Lastly, long-term prospects for sea level rise become much worse when looking beyond the end of the century. Even if the world succeeds in stabilizing global warming to the 2°C targeted by current climate negotiations, sea level rise could continue well beyond the 0.7m value predicted for the end of the century. Complex feedback processes between the world's oceans, the climate, and the ice sheets themselves could facilitate continued melting and ultimately lead to rises as great as 6m.
Population exposed (left) and assets exposed (right) to sea-level rise, storm surge and subsidence by country. (Source: Ranking Port Cities: Exposure Estimates)
- U.S. Global Change Research Program (USGCRP): A US Government research program that seeks to assist the Nation and the world to understand, assess, predict, and respond to human-induced and natural processes of global change.
- National Aeronautics and Space Administration (NASA): Global Climate Change: Educational materials concerning environmental issues.
- Climate Change Communication: Bridging Science & Society: Science outreach led by the Yale School of Forestry & Environmental Studies
- Climate Interactive: Offers educational materials about climate change
- Organization for Economic Cooperation and Development (OECD): Environment Directorate: UN economic agency views on environmental issues
- NOAA Climate.gov: A source of scientific data and information about the climate
- Real Climate: Offers data compilations from scientific research on weather
- MIT Center for Collective Intelligence: Climate Collaboratorium: Cooperative forum for climate recovery ideas
- Center for Climate and Energy Solutions (C2ES): Independent, nonpartisan, nonprofit organization working to advance strong policy and action to address the twin challenges of energy and climate change
- World Bank: Climate Change: Information on projects, programs, research, news items related to climate change provided by the World Bank
- European Environment Agency): EU agency source for those involved in developing, adopting, implementing and evaluating environmental policy, and also the general public
- MIT Center for Global Change Science): Adresses fundamental questions about climate processes with a multidisciplinary approach and aims to improve the ability to accurately predict changes in the global environment
- Tyndall Center for Climate Change Research: Researches, assesses and communicates information on climate change from a distinct trans-disciplinary perspective
- U.N. Environment Programme: Program that works towards assessing environmental conditions, developing environmental instruments and strengthening institutions for the management of the environment.
- U.N. Intergovernmental Panel on Climate Change (IPCC): Leading international body for the asessment of climate change
- U.N. World Meteorlogical Organization: Specialized agency of the UN that is the authoritative voice on issues related to the environment
- U.S. Environmental Protection Agency (EPA): U.S. agency that has the mission of protecting human health and the environment

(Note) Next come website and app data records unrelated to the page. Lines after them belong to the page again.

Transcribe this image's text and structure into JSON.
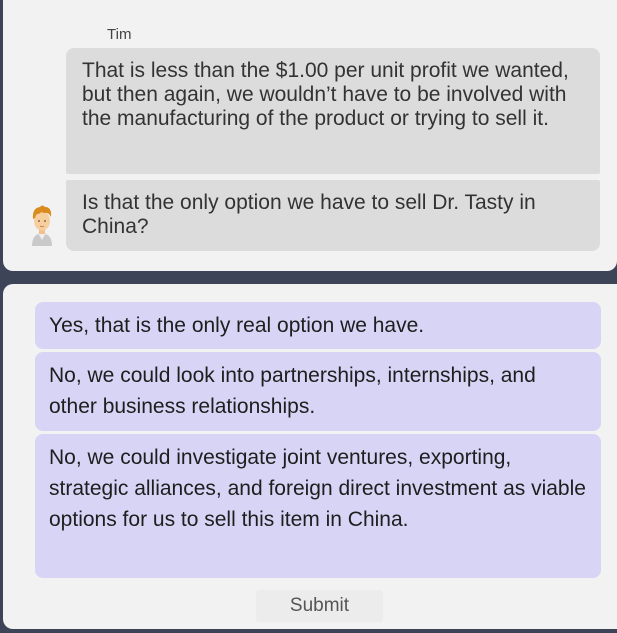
{
  "conversation": {
    "speaker": "Tim",
    "messages": [
      "That is less than the $1.00 per unit profit we wanted, but then again, we wouldn’t have to be involved with the manufacturing of the product or trying to sell it.",
      "Is that the only option we have to sell Dr. Tasty in China?"
    ],
    "avatar_icon": "cartoon-man-avatar"
  },
  "responses": {
    "options": [
      "Yes, that is the only real option we have.",
      "No, we could look into partnerships, internships, and other business relationships.",
      "No, we could investigate joint ventures, exporting, strategic alliances, and foreign direct investment as viable options for us to sell this item in China."
    ],
    "submit_label": "Submit"
  },
  "colors": {
    "background": "#3d4457",
    "panel": "#f2f2f2",
    "message_bubble": "#dcdcdc",
    "option_bubble": "#d8d4f5"
  }
}
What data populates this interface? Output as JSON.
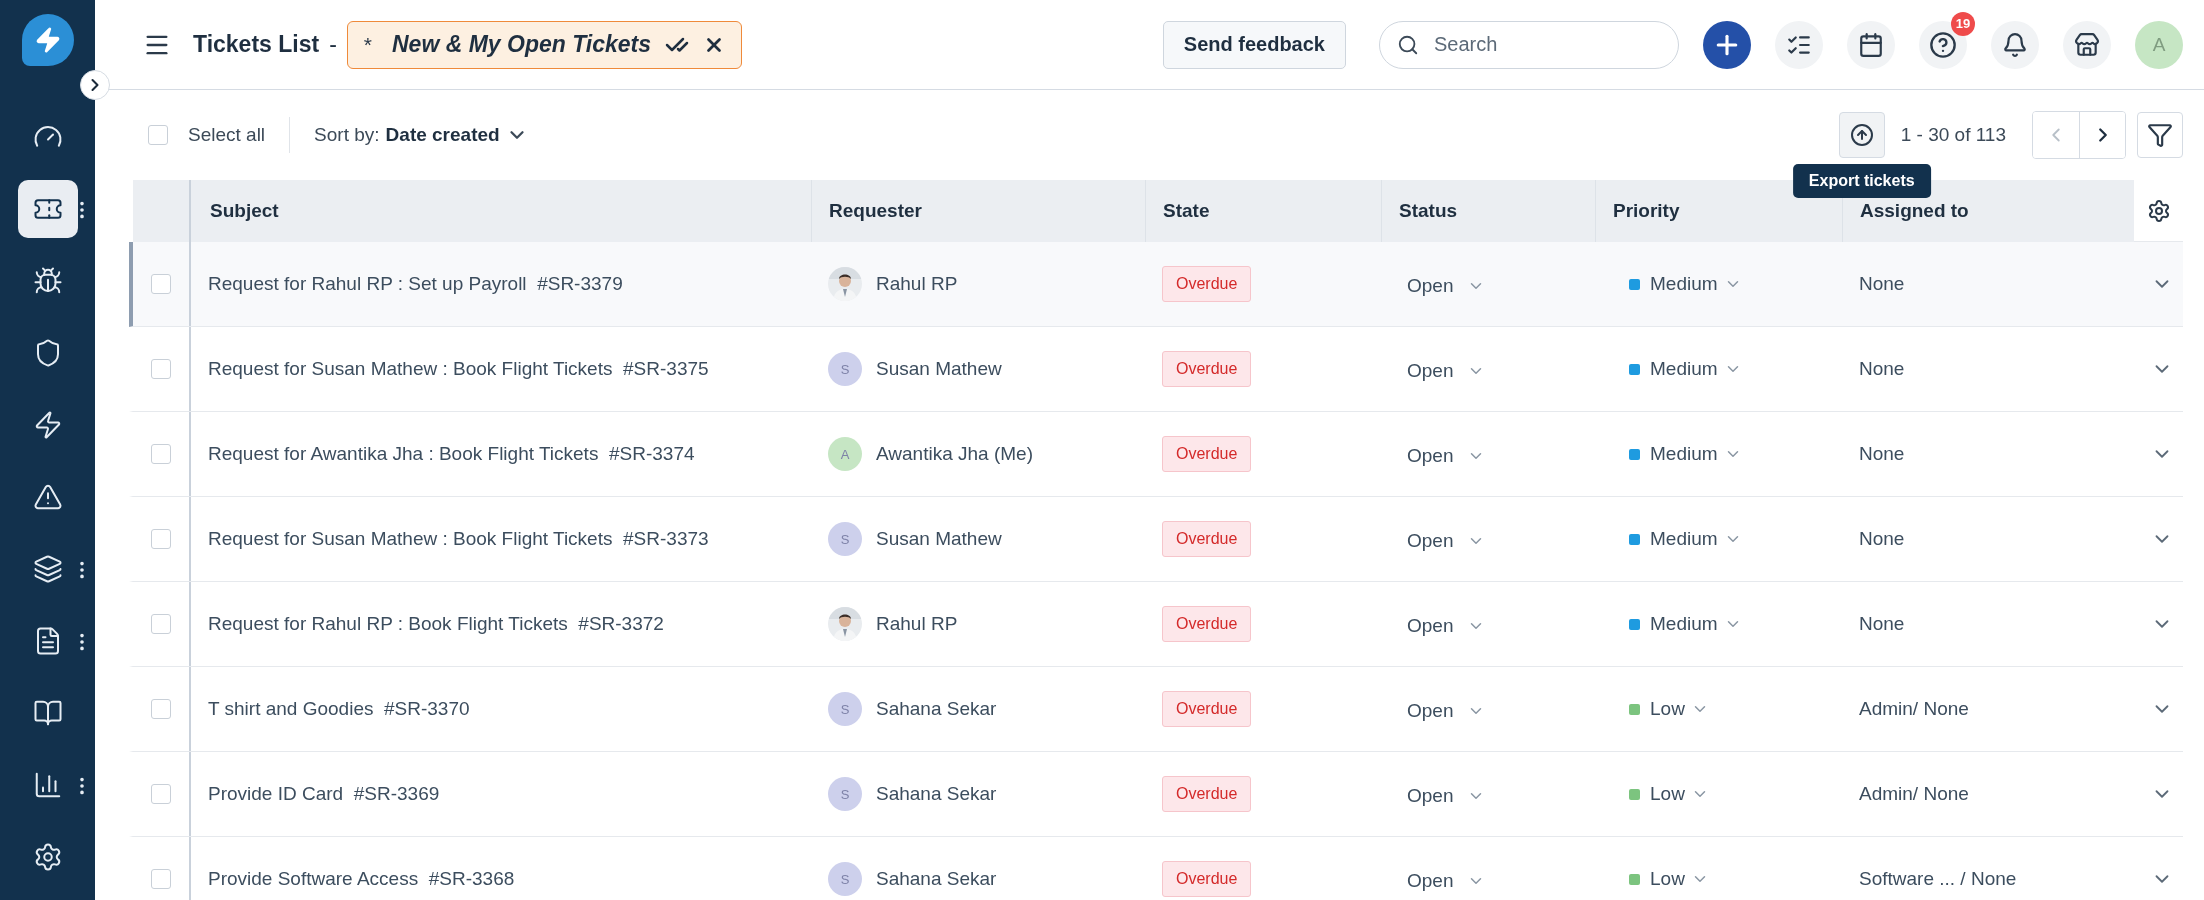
{
  "sidebar": {
    "items": [
      {
        "kind": "gauge",
        "selected": false,
        "has_menu": false
      },
      {
        "kind": "ticket",
        "selected": true,
        "has_menu": true
      },
      {
        "kind": "bug",
        "selected": false,
        "has_menu": false
      },
      {
        "kind": "shield",
        "selected": false,
        "has_menu": false
      },
      {
        "kind": "bolt",
        "selected": false,
        "has_menu": false
      },
      {
        "kind": "alert",
        "selected": false,
        "has_menu": false
      },
      {
        "kind": "layers",
        "selected": false,
        "has_menu": true
      },
      {
        "kind": "document",
        "selected": false,
        "has_menu": true
      },
      {
        "kind": "book",
        "selected": false,
        "has_menu": false
      },
      {
        "kind": "chart",
        "selected": false,
        "has_menu": true
      },
      {
        "kind": "gear",
        "selected": false,
        "has_menu": false
      }
    ]
  },
  "header": {
    "title": "Tickets List",
    "separator": "-",
    "view": {
      "prefix": "*",
      "name": "New & My Open Tickets"
    },
    "feedback": "Send feedback",
    "search_placeholder": "Search",
    "help_badge": "19",
    "avatar": "A"
  },
  "toolbar": {
    "select_all_checked": false,
    "select_all": "Select all",
    "sort_label": "Sort by:",
    "sort_value": "Date created",
    "pagination": "1 - 30 of 113",
    "tooltip": "Export tickets"
  },
  "table": {
    "columns": [
      "Subject",
      "Requester",
      "State",
      "Status",
      "Priority",
      "Assigned to"
    ],
    "rows": [
      {
        "selected": true,
        "checked": false,
        "subject": "Request for Rahul RP : Set up Payroll",
        "id": "#SR-3379",
        "requester": {
          "name": "Rahul RP"
        },
        "state": "Overdue",
        "status": "Open",
        "priority": {
          "label": "Medium",
          "color": "#1e9be0"
        },
        "assigned": "None"
      },
      {
        "selected": false,
        "checked": false,
        "subject": "Request for Susan Mathew : Book Flight Tickets",
        "id": "#SR-3375",
        "requester": {
          "name": "Susan Mathew",
          "kind": "initial",
          "initial": "S",
          "color": "#cdd0ec"
        },
        "state": "Overdue",
        "status": "Open",
        "priority": {
          "label": "Medium",
          "color": "#1e9be0"
        },
        "assigned": "None"
      },
      {
        "selected": false,
        "checked": false,
        "subject": "Request for Awantika Jha : Book Flight Tickets",
        "id": "#SR-3374",
        "requester": {
          "name": "Awantika Jha (Me)",
          "kind": "initial",
          "initial": "A",
          "color": "#c6e6c4"
        },
        "state": "Overdue",
        "status": "Open",
        "priority": {
          "label": "Medium",
          "color": "#1e9be0"
        },
        "assigned": "None"
      },
      {
        "selected": false,
        "checked": false,
        "subject": "Request for Susan Mathew : Book Flight Tickets",
        "id": "#SR-3373",
        "requester": {
          "name": "Susan Mathew",
          "kind": "initial",
          "initial": "S",
          "color": "#cdd0ec"
        },
        "state": "Overdue",
        "status": "Open",
        "priority": {
          "label": "Medium",
          "color": "#1e9be0"
        },
        "assigned": "None"
      },
      {
        "selected": false,
        "checked": false,
        "subject": "Request for Rahul RP : Book Flight Tickets",
        "id": "#SR-3372",
        "requester": {
          "name": "Rahul RP"
        },
        "state": "Overdue",
        "status": "Open",
        "priority": {
          "label": "Medium",
          "color": "#1e9be0"
        },
        "assigned": "None"
      },
      {
        "selected": false,
        "checked": false,
        "subject": "T shirt and Goodies",
        "id": "#SR-3370",
        "requester": {
          "name": "Sahana Sekar",
          "kind": "initial",
          "initial": "S",
          "color": "#cdd0ec"
        },
        "state": "Overdue",
        "status": "Open",
        "priority": {
          "label": "Low",
          "color": "#7cc47f"
        },
        "assigned": "Admin/ None"
      },
      {
        "selected": false,
        "checked": false,
        "subject": "Provide ID Card",
        "id": "#SR-3369",
        "requester": {
          "name": "Sahana Sekar",
          "kind": "initial",
          "initial": "S",
          "color": "#cdd0ec"
        },
        "state": "Overdue",
        "status": "Open",
        "priority": {
          "label": "Low",
          "color": "#7cc47f"
        },
        "assigned": "Admin/ None"
      },
      {
        "selected": false,
        "checked": false,
        "subject": "Provide Software Access",
        "id": "#SR-3368",
        "requester": {
          "name": "Sahana Sekar",
          "kind": "initial",
          "initial": "S",
          "color": "#cdd0ec"
        },
        "state": "Overdue",
        "status": "Open",
        "priority": {
          "label": "Low",
          "color": "#7cc47f"
        },
        "assigned": "Software ... / None"
      }
    ]
  }
}
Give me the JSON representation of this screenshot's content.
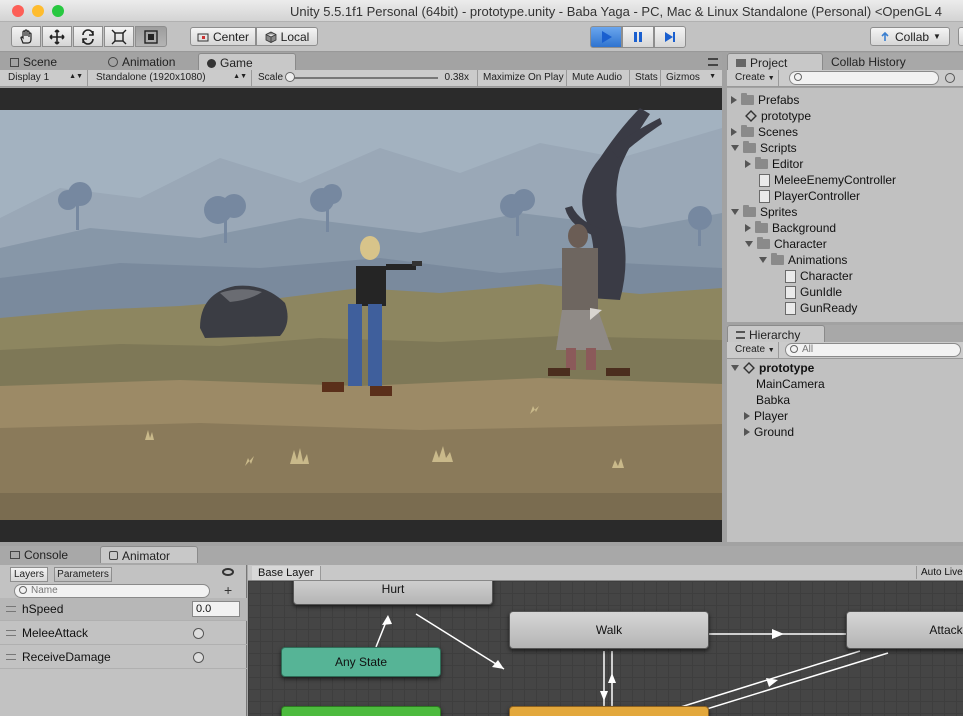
{
  "window": {
    "title": "Unity 5.5.1f1 Personal (64bit) - prototype.unity - Baba Yaga - PC, Mac & Linux Standalone (Personal) <OpenGL 4"
  },
  "toolbar": {
    "pivot_label": "Center",
    "space_label": "Local",
    "collab_label": "Collab"
  },
  "scene_tabs": {
    "items": [
      {
        "label": "Scene"
      },
      {
        "label": "Animation"
      },
      {
        "label": "Game"
      }
    ]
  },
  "game_bar": {
    "display": "Display 1",
    "resolution": "Standalone (1920x1080)",
    "scale_label": "Scale",
    "scale_value": "0.38x",
    "maximize": "Maximize On Play",
    "mute": "Mute Audio",
    "stats": "Stats",
    "gizmos": "Gizmos"
  },
  "project": {
    "tabs": [
      "Project",
      "Collab History"
    ],
    "create_label": "Create",
    "items": [
      {
        "label": "Prefabs"
      },
      {
        "label": "prototype"
      },
      {
        "label": "Scenes"
      },
      {
        "label": "Scripts"
      },
      {
        "label": "Editor"
      },
      {
        "label": "MeleeEnemyController"
      },
      {
        "label": "PlayerController"
      },
      {
        "label": "Sprites"
      },
      {
        "label": "Background"
      },
      {
        "label": "Character"
      },
      {
        "label": "Animations"
      },
      {
        "label": "Character"
      },
      {
        "label": "GunIdle"
      },
      {
        "label": "GunReady"
      }
    ]
  },
  "hierarchy": {
    "tab": "Hierarchy",
    "create_label": "Create",
    "search_placeholder": "All",
    "items": [
      {
        "label": "prototype"
      },
      {
        "label": "MainCamera"
      },
      {
        "label": "Babka"
      },
      {
        "label": "Player"
      },
      {
        "label": "Ground"
      }
    ]
  },
  "bottom_tabs": {
    "items": [
      {
        "label": "Console"
      },
      {
        "label": "Animator"
      }
    ]
  },
  "animator": {
    "sub_tabs": [
      "Layers",
      "Parameters"
    ],
    "search_placeholder": "Name",
    "params": [
      {
        "name": "hSpeed",
        "value": "0.0"
      },
      {
        "name": "MeleeAttack"
      },
      {
        "name": "ReceiveDamage"
      }
    ],
    "breadcrumb": "Base Layer",
    "auto_live": "Auto Live",
    "nodes": [
      {
        "label": "Hurt"
      },
      {
        "label": "Walk"
      },
      {
        "label": "Attack"
      },
      {
        "label": "Any State"
      }
    ]
  },
  "colors": {
    "any_state": "#4ea98a",
    "entry": "#43b33f",
    "default_state": "#e0a53b",
    "play_active": "#3a88e8",
    "sky": "#9eaebd",
    "ground_grass": "#8d8660",
    "ground_dirt": "#9c8a66"
  }
}
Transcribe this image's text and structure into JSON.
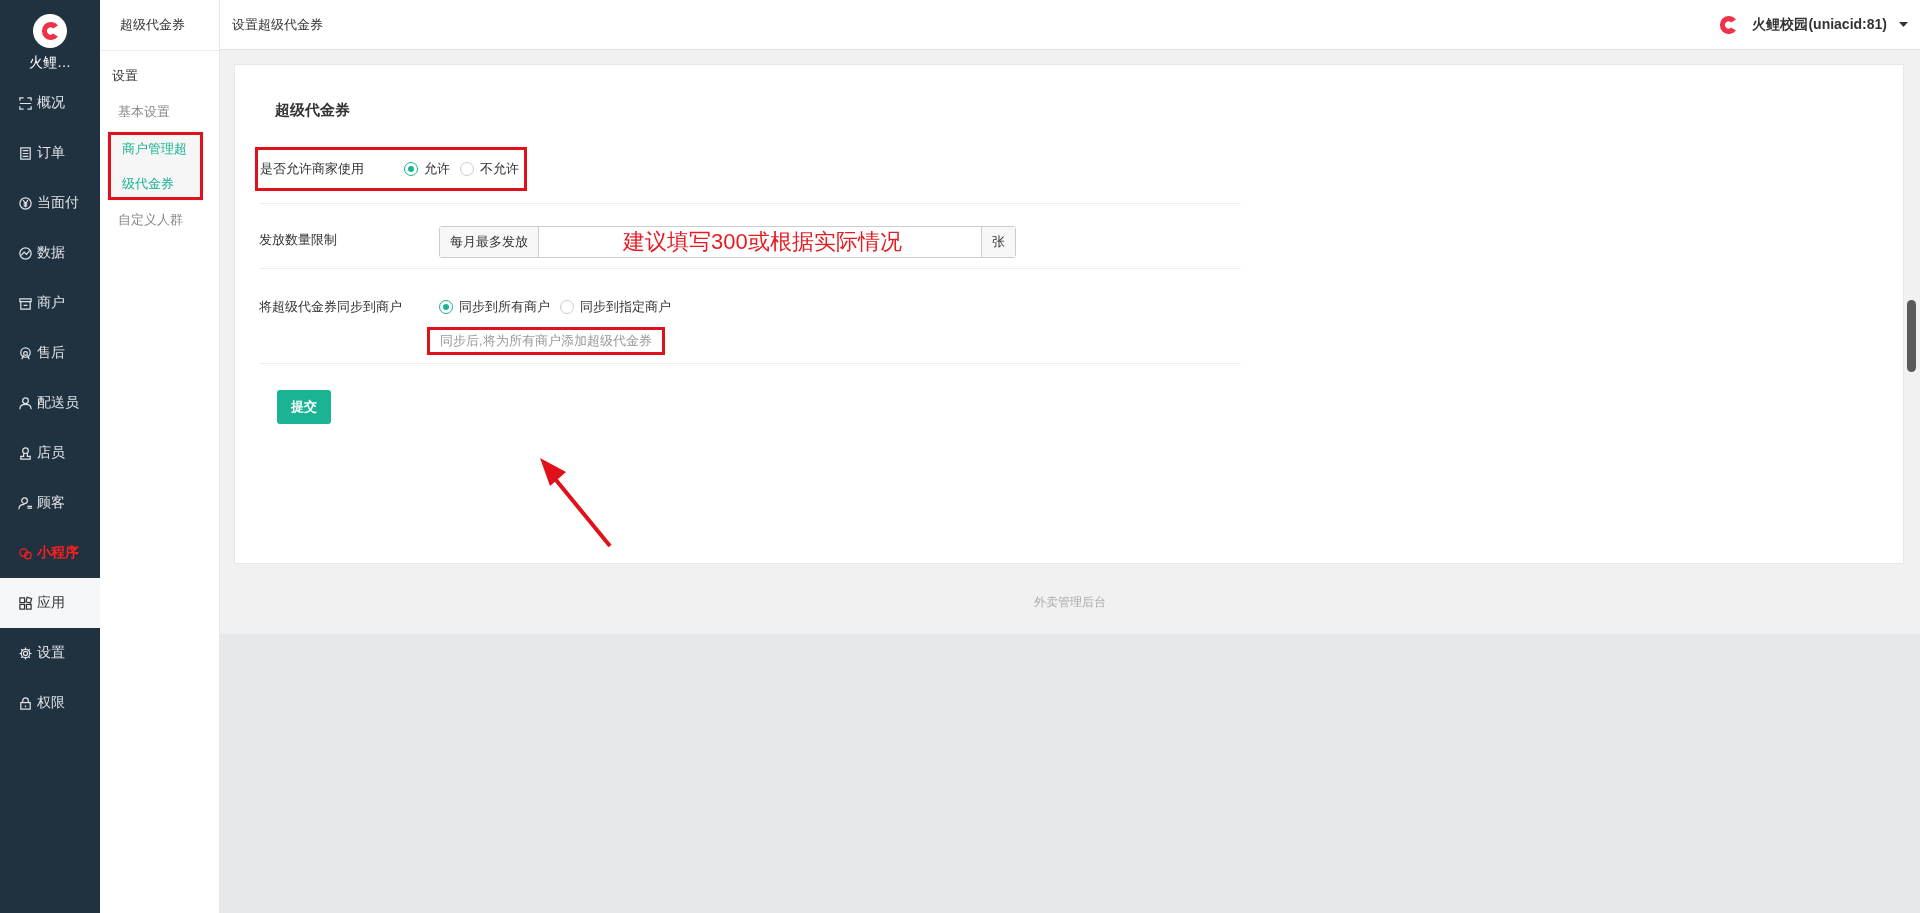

- U.S. National Academy of Sciences: Climate Change: A private, non-profit society of scholars that provides objective advice to the nation on matters related to science and technology
- UK Climate Impacts Programme (UKCIP): University of Oxford Climate Institure to partner world-leading academics working on critical climate change issues http://www.ucsusa.org/global_warming/ Union of Concerned Scientists
- Climate Central: An independent organization of leading scientists and journalists researching and reporting the facts about our changing climate and its impact on the American public.
Many of the organizations listed on this page and their descriptions are from a list compiled by the Global Catastrophic Risk Institute (GCRI); we are most grateful for the efforts that they have put into compiling it. These organizations above all work on environmental issues, though many cover other topics as well. This list is undoubtedly incomplete; please contact us to suggest additions or corrections.